__TASK DETAILS__: Write out the entries below once more, exactly.

Page and application data records

········

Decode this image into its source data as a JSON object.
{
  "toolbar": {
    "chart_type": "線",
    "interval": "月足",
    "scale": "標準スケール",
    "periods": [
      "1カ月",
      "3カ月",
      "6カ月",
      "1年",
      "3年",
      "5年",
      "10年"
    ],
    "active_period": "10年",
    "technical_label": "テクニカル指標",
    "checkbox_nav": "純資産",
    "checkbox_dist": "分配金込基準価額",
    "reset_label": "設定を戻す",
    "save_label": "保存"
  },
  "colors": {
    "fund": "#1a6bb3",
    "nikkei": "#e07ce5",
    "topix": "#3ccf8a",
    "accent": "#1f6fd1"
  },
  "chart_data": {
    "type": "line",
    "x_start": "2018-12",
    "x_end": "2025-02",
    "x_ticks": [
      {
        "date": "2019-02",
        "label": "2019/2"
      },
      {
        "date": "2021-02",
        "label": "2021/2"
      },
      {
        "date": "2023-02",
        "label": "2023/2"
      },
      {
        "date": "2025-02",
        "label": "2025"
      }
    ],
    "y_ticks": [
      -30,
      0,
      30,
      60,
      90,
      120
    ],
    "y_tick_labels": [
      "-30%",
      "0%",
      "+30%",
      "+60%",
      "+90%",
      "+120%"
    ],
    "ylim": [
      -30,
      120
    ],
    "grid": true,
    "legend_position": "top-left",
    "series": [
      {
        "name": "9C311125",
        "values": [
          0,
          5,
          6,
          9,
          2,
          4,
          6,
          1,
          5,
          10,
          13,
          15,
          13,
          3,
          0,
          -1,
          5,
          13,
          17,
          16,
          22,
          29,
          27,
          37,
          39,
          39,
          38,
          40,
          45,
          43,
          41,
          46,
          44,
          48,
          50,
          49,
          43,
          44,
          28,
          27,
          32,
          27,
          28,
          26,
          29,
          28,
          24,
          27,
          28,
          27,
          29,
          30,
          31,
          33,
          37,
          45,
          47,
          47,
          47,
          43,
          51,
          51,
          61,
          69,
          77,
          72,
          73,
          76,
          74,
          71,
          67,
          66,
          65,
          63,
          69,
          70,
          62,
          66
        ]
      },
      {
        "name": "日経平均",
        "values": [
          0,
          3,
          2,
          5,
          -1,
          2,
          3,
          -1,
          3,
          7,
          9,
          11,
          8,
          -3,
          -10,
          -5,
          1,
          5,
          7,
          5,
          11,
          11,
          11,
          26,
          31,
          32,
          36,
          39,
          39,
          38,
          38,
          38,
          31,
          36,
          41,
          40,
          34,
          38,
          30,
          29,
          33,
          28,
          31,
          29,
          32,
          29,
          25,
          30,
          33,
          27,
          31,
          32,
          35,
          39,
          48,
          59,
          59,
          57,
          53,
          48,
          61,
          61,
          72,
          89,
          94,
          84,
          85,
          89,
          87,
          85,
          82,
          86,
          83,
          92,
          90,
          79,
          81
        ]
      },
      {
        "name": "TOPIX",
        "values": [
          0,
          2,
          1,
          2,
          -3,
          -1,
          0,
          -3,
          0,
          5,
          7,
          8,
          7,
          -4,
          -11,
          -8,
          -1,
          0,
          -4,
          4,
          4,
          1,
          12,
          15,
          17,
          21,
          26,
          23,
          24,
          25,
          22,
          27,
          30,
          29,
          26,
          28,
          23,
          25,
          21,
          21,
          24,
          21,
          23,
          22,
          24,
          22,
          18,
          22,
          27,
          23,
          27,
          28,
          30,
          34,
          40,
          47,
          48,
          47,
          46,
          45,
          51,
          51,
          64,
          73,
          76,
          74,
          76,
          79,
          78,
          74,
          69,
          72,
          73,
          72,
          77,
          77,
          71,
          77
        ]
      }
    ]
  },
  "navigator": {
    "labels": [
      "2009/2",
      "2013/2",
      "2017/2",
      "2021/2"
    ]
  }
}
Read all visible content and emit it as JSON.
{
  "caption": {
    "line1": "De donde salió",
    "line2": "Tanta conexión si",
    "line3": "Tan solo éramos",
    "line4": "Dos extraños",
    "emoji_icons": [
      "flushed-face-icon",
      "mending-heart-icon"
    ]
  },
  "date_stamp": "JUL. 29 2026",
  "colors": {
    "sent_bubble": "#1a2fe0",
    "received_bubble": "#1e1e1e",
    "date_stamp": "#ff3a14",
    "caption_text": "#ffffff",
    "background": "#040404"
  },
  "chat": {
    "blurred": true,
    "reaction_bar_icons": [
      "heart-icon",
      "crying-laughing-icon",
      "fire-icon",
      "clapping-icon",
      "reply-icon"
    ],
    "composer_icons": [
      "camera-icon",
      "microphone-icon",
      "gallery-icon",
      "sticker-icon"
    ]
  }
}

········

__EXERCISE SOLUTION__:
Decode this image into its source data as a JSON object.
{
  "toolbar": {
    "chart_type": "線",
    "interval": "月足",
    "scale": "標準スケール",
    "periods": [
      "1カ月",
      "3カ月",
      "6カ月",
      "1年",
      "3年",
      "5年",
      "10年"
    ],
    "active_period": "10年",
    "technical_label": "テクニカル指標",
    "checkbox_nav": "純資産",
    "checkbox_dist": "分配金込基準価額",
    "reset_label": "設定を戻す",
    "save_label": "保存"
  },
  "colors": {
    "fund": "#1a6bb3",
    "nikkei": "#e07ce5",
    "topix": "#3ccf8a",
    "accent": "#1f6fd1"
  },
  "chart_data": {
    "type": "line",
    "x_start": "2018-12",
    "x_end": "2025-02",
    "x_ticks": [
      {
        "date": "2019-02",
        "label": "2019/2"
      },
      {
        "date": "2021-02",
        "label": "2021/2"
      },
      {
        "date": "2023-02",
        "label": "2023/2"
      },
      {
        "date": "2025-02",
        "label": "2025"
      }
    ],
    "y_ticks": [
      -30,
      0,
      30,
      60,
      90,
      120
    ],
    "y_tick_labels": [
      "-30%",
      "0%",
      "+30%",
      "+60%",
      "+90%",
      "+120%"
    ],
    "ylim": [
      -30,
      120
    ],
    "grid": true,
    "legend_position": "top-left",
    "series": [
      {
        "name": "9C311125",
        "values": [
          0,
          5,
          6,
          9,
          2,
          4,
          6,
          1,
          5,
          10,
          13,
          15,
          13,
          3,
          0,
          -1,
          5,
          13,
          17,
          16,
          22,
          29,
          27,
          37,
          39,
          39,
          38,
          40,
          45,
          43,
          41,
          46,
          44,
          48,
          50,
          49,
          43,
          44,
          28,
          27,
          32,
          27,
          28,
          26,
          29,
          28,
          24,
          27,
          28,
          27,
          29,
          30,
          31,
          33,
          37,
          45,
          47,
          47,
          47,
          43,
          51,
          51,
          61,
          69,
          77,
          72,
          73,
          76,
          74,
          71,
          67,
          66,
          65,
          63,
          69,
          70,
          62,
          66
        ]
      },
      {
        "name": "日経平均",
        "values": [
          0,
          3,
          2,
          5,
          -1,
          2,
          3,
          -1,
          3,
          7,
          9,
          11,
          8,
          -3,
          -10,
          -5,
          1,
          5,
          7,
          5,
          11,
          11,
          11,
          26,
          31,
          32,
          36,
          39,
          39,
          38,
          38,
          38,
          31,
          36,
          41,
          40,
          34,
          38,
          30,
          29,
          33,
          28,
          31,
          29,
          32,
          29,
          25,
          30,
          33,
          27,
          31,
          32,
          35,
          39,
          48,
          59,
          59,
          57,
          53,
          48,
          61,
          61,
          72,
          89,
          94,
          84,
          85,
          89,
          87,
          85,
          82,
          86,
          83,
          92,
          90,
          79,
          81
        ]
      },
      {
        "name": "TOPIX",
        "values": [
          0,
          2,
          1,
          2,
          -3,
          -1,
          0,
          -3,
          0,
          5,
          7,
          8,
          7,
          -4,
          -11,
          -8,
          -1,
          0,
          -4,
          4,
          4,
          1,
          12,
          15,
          17,
          21,
          26,
          23,
          24,
          25,
          22,
          27,
          30,
          29,
          26,
          28,
          23,
          25,
          21,
          21,
          24,
          21,
          23,
          22,
          24,
          22,
          18,
          22,
          27,
          23,
          27,
          28,
          30,
          34,
          40,
          47,
          48,
          47,
          46,
          45,
          51,
          51,
          64,
          73,
          76,
          74,
          76,
          79,
          78,
          74,
          69,
          72,
          73,
          72,
          77,
          77,
          71,
          77
        ]
      }
    ]
  },
  "navigator": {
    "labels": [
      "2009/2",
      "2013/2",
      "2017/2",
      "2021/2"
    ]
  }
}
Read all visible content and emit it as JSON.
{
  "caption": {
    "line1": "De donde salió",
    "line2": "Tanta conexión si",
    "line3": "Tan solo éramos",
    "line4": "Dos extraños",
    "emoji_icons": [
      "flushed-face-icon",
      "mending-heart-icon"
    ]
  },
  "date_stamp": "JUL. 29 2026",
  "colors": {
    "sent_bubble": "#1a2fe0",
    "received_bubble": "#1e1e1e",
    "date_stamp": "#ff3a14",
    "caption_text": "#ffffff",
    "background": "#040404"
  },
  "chat": {
    "blurred": true,
    "reaction_bar_icons": [
      "heart-icon",
      "crying-laughing-icon",
      "fire-icon",
      "clapping-icon",
      "reply-icon"
    ],
    "composer_icons": [
      "camera-icon",
      "microphone-icon",
      "gallery-icon",
      "sticker-icon"
    ]
  }
}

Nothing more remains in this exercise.